The Cuckoos Run the Ward: Why Prison Education Isn’t Emphasized in American Corrections

The Cuckoos Run the Ward: Why Prison Education Isn’t Emphasized in American Corrections

The noise is deafening as I sit at my desk working on my latest English paper. Men locked in their cells, yet shouting. Their fists and feet collided with their steel cell doors, reverberating around the housing unit. All these sounds are carried to my cell – cell 91 – through the space below the door and the vent.

Nevertheless, I attempt to work, but the noise is more than a mild distraction. It’s like I’m being tapped on the shoulder each time I start a new sentence. Just when I think it can’t get any worse…it does. The idiots are now beating on their cells’ walls, floors, and ceilings. A football game must be on the TV.

It is impressive to see the pure stupidity of three-fourths of my housing units’ occupants and their sustained interest in the program. This shows that they have the potential to care and even the motivation to do something. Still, they relegate themselves to simply arguing about football games or singing along to music videos. What does this say about them? What does it say about the state of American corrections when this activity is encouraged (via no roadblocks) and seeking an education is discouraged (via roadblocks)? It all seems upside down to me.

Here’s a novel idea: structure correctional settings as you would your home, albeit a secure home. Liken the prisoners to a child who is having disciplinary issues. As they enter the prison system, start them on a grounded basis. Then, as they meet certain educational, rehabilitative, and conduct milestones, reward them individually, that is. This could even be implemented on a housing unit level.

Implementing the following structure would be an interesting social experiment:

Level One

Inmates remain locked in their cells until orientation is completed and they have successfully enrolled in the prison’s GED program or the Adult Continuing Education program if they already possess a GED.

Also, use this level as a disciplinary level. If an inmate violates enough rules or policies, hold them here until they complete a certain number of workbooks, meetings (e.g., AA, NA, criminal thinking, etc.), or independent study courses. The idea is to focus on growth to earn more privileges, not a certain amount of time until privileges are returned.

Level Two

Inmates are allowed full access to all prison facilities (e.g., recreation, library, commissary, chapel, etc.). They are also entitled to receive visits. To maintain Level 2 status, disciplinary issues must be minimal, and a certain number of educational/ rehabilitative courses must be completed every six months.

To advance to Level 3, inmates must take on additional responsibilities such as an institutional job, college-level studies, or enroll and complete a program of prolonged study.

Level Three

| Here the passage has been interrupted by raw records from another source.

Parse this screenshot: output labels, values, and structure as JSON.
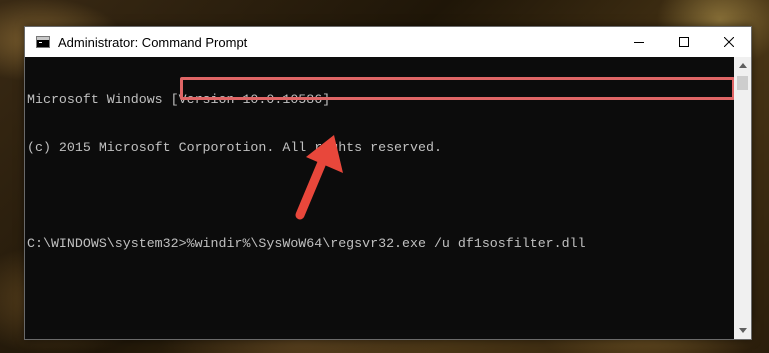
{
  "window": {
    "title": "Administrator: Command Prompt",
    "icon": "cmd-icon"
  },
  "controls": {
    "minimize": "minimize-icon",
    "maximize": "maximize-icon",
    "close": "close-icon"
  },
  "console": {
    "lines": [
      "Microsoft Windows [Version 10.0.10586]",
      "(c) 2015 Microsoft Corporotion. All rights reserved.",
      "",
      "C:\\WINDOWS\\system32>%windir%\\SysWoW64\\regsvr32.exe /u df1sosfilter.dll"
    ],
    "prompt": "C:\\WINDOWS\\system32>",
    "command": "%windir%\\SysWoW64\\regsvr32.exe /u df1sosfilter.dll"
  },
  "annotation": {
    "highlight_color": "#e06666",
    "arrow_color": "#e8473b"
  },
  "colors": {
    "console_bg": "#0c0c0c",
    "console_text": "#c0c0c0"
  }
}
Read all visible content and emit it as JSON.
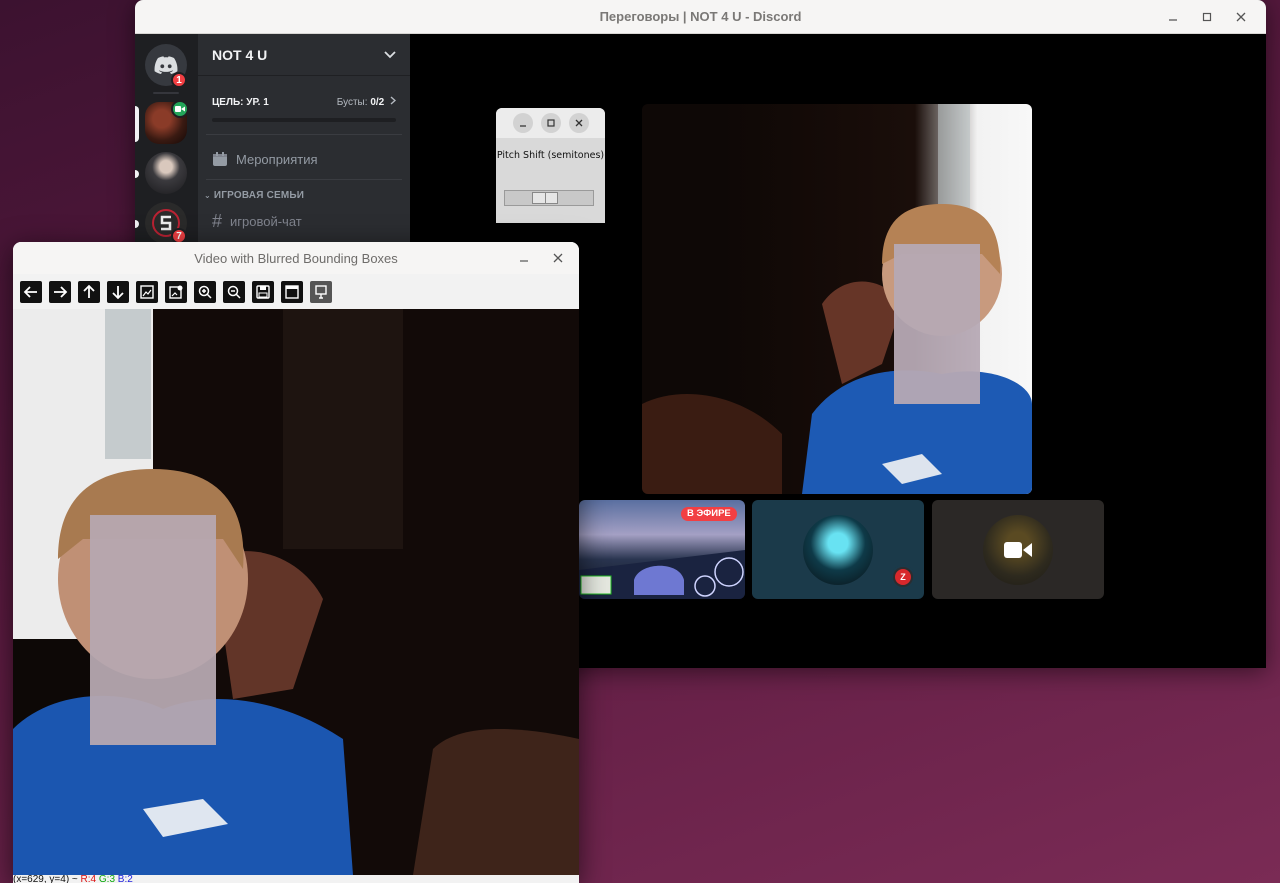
{
  "discord": {
    "window_title": "Переговоры | NOT 4 U - Discord",
    "server_name": "NOT 4 U",
    "boost_goal": "ЦЕЛЬ: УР. 1",
    "boost_label": "Бусты:",
    "boost_count": "0/2",
    "boost_progress": 0,
    "events_label": "Мероприятия",
    "category_name": "ИГРОВАЯ СЕМЬИ",
    "channel_name": "игровой-чат",
    "rail_badges": {
      "home": "1",
      "server4": "7"
    },
    "live_badge": "В ЭФИРЕ",
    "tile_badge": "Z"
  },
  "pitch_window": {
    "label": "Pitch Shift (semitones)",
    "slider_value": 0.45
  },
  "blur_window": {
    "title": "Video with Blurred Bounding Boxes",
    "status_coords": "(x=629, y=4) ~",
    "status_r": "R:4",
    "status_g": "G:3",
    "status_b": "B:2"
  },
  "colors": {
    "discord_bg": "#1e1f22",
    "channel_bg": "#2b2d31",
    "live_red": "#f23f43",
    "boost_green": "#23a559"
  },
  "icons": {
    "toolbar": [
      "arrow-left-icon",
      "arrow-right-icon",
      "arrow-up-icon",
      "arrow-down-icon",
      "image-icon",
      "image-settings-icon",
      "zoom-in-icon",
      "zoom-out-icon",
      "save-icon",
      "window-icon",
      "properties-icon"
    ]
  }
}
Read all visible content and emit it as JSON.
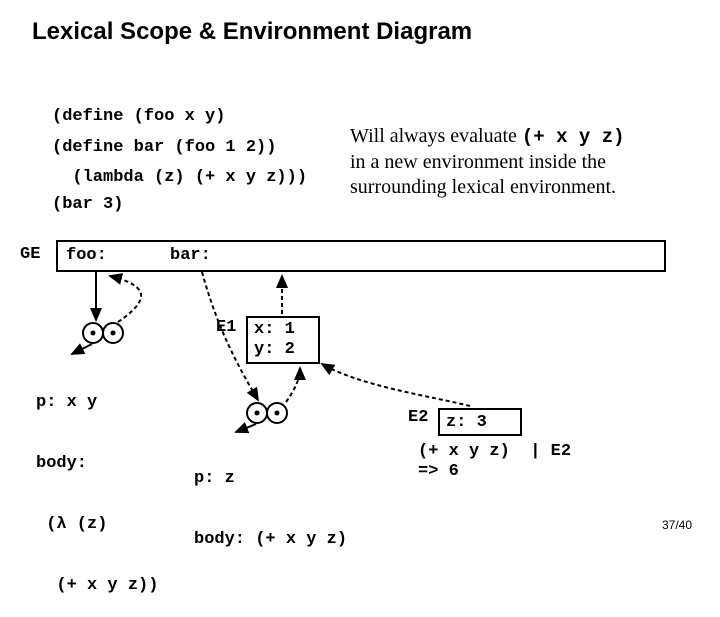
{
  "title": "Lexical Scope & Environment Diagram",
  "code": {
    "define_foo_l1": "(define (foo x y)",
    "define_foo_l2": "  (lambda (z) (+ x y z)))",
    "define_bar": "(define bar (foo 1 2))",
    "call_bar": "(bar 3)"
  },
  "note": {
    "l1_pre": "Will always evaluate ",
    "l1_code": "(+ x y z)",
    "l2": "in a new environment inside the",
    "l3": "surrounding lexical environment."
  },
  "ge_label": "GE",
  "ge": {
    "foo": "foo:",
    "bar": "bar:"
  },
  "closure_foo": {
    "p": "p: x y",
    "body_l1": "body:",
    "body_l2": " (λ (z)",
    "body_l3": "  (+ x y z))"
  },
  "e1": {
    "label": "E1",
    "x": "x: 1",
    "y": "y: 2"
  },
  "closure_bar": {
    "p": "p: z",
    "body": "body: (+ x y z)"
  },
  "e2": {
    "label": "E2",
    "z": "z: 3",
    "eval": "(+ x y z)  | E2",
    "result": "=> 6"
  },
  "pagenum": "37/40"
}
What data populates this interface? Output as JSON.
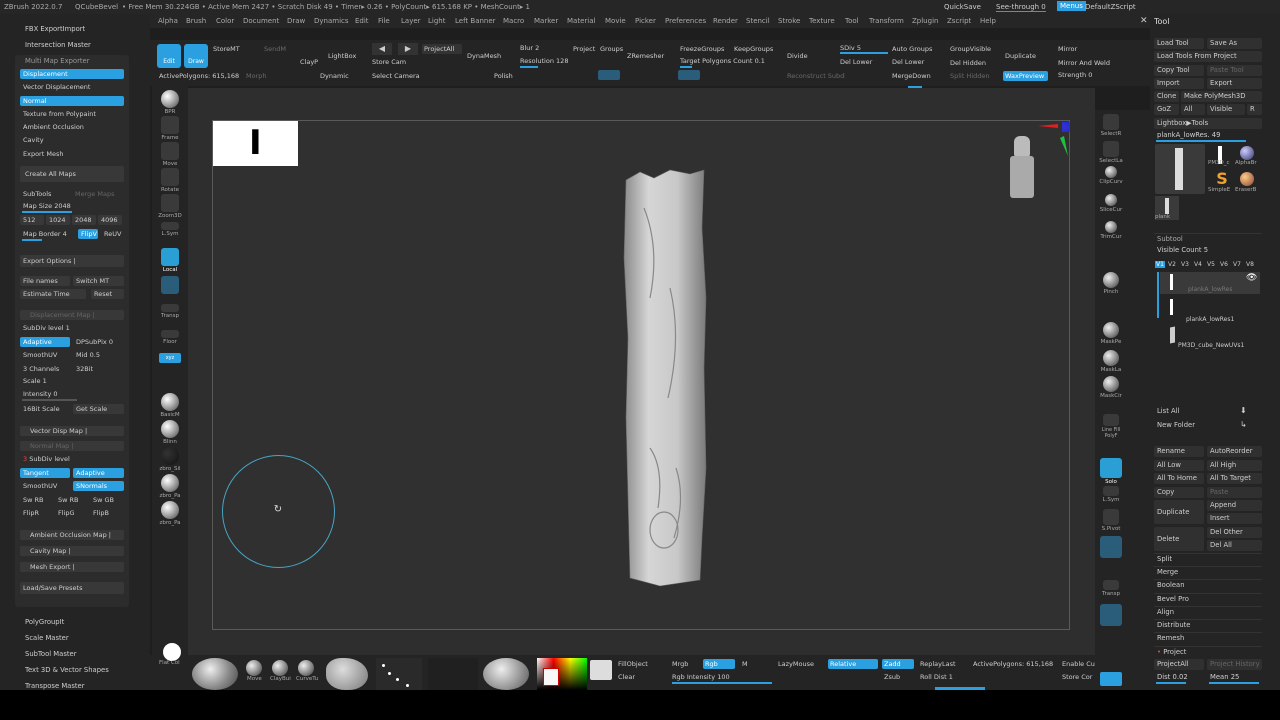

Inmates are allowed all Level 2 privileges, telephone usage, TV usage, extended commissary privileges (e.g., buy a typewriter or a small TV for use in their cell), and less restrictive property, movement, and housing restrictions.

To maintain Level 3 status, disciplinary issues must be minimal, a certain number of educational/rehabilitative courses must be completed every six months, and a prolonged program of study must be commenced.

To advance to Level 4, inmates must go far out of their way to help others and must have – and maintain – superior academic attainment/standing. Think of those who earn a minimum of an Associate’s degree, teach classes in prison, or engage in exceptional service to others.

Level Four

Inmates are allowed all Level 3 privileges, computer/email usage, single cell occupancy, extended property allowances, and freely move around the institution. The idea of this level of status is that it allows inmates to essentially live life as they would on the street, but inside prison. They could craft employment plans for being released and even engage in employment to a certain degree (e.g., writing articles, managing a horticulture program, campus beautification, being on a board of inmate governors, etc.).

While these ideas could enhance the operation of an institution, they would all promote healthy interactions, allow the inmate participants to practice healthy living skills before release, and let the corrections industry teach and fortify positive life skills and social skills. A model like this would focus on self-improvement and professional development, not human warehousing or pacifying incarcerated populations until release.

If we want to see inmates do better, we must allow them the room to grow and the motivation (through rewards and sanctions) to do so. As long as we are complacent with the status quo – one which promotes little change and the kind of inmate who beats upon walls and screams for fun – we’ll continue to encourage nothingness and continue to see America’s incarcerated population grow ad infinitum.

On the other hand, if we implement the fundamental changes I’ve proposed, we might surprise ourselves.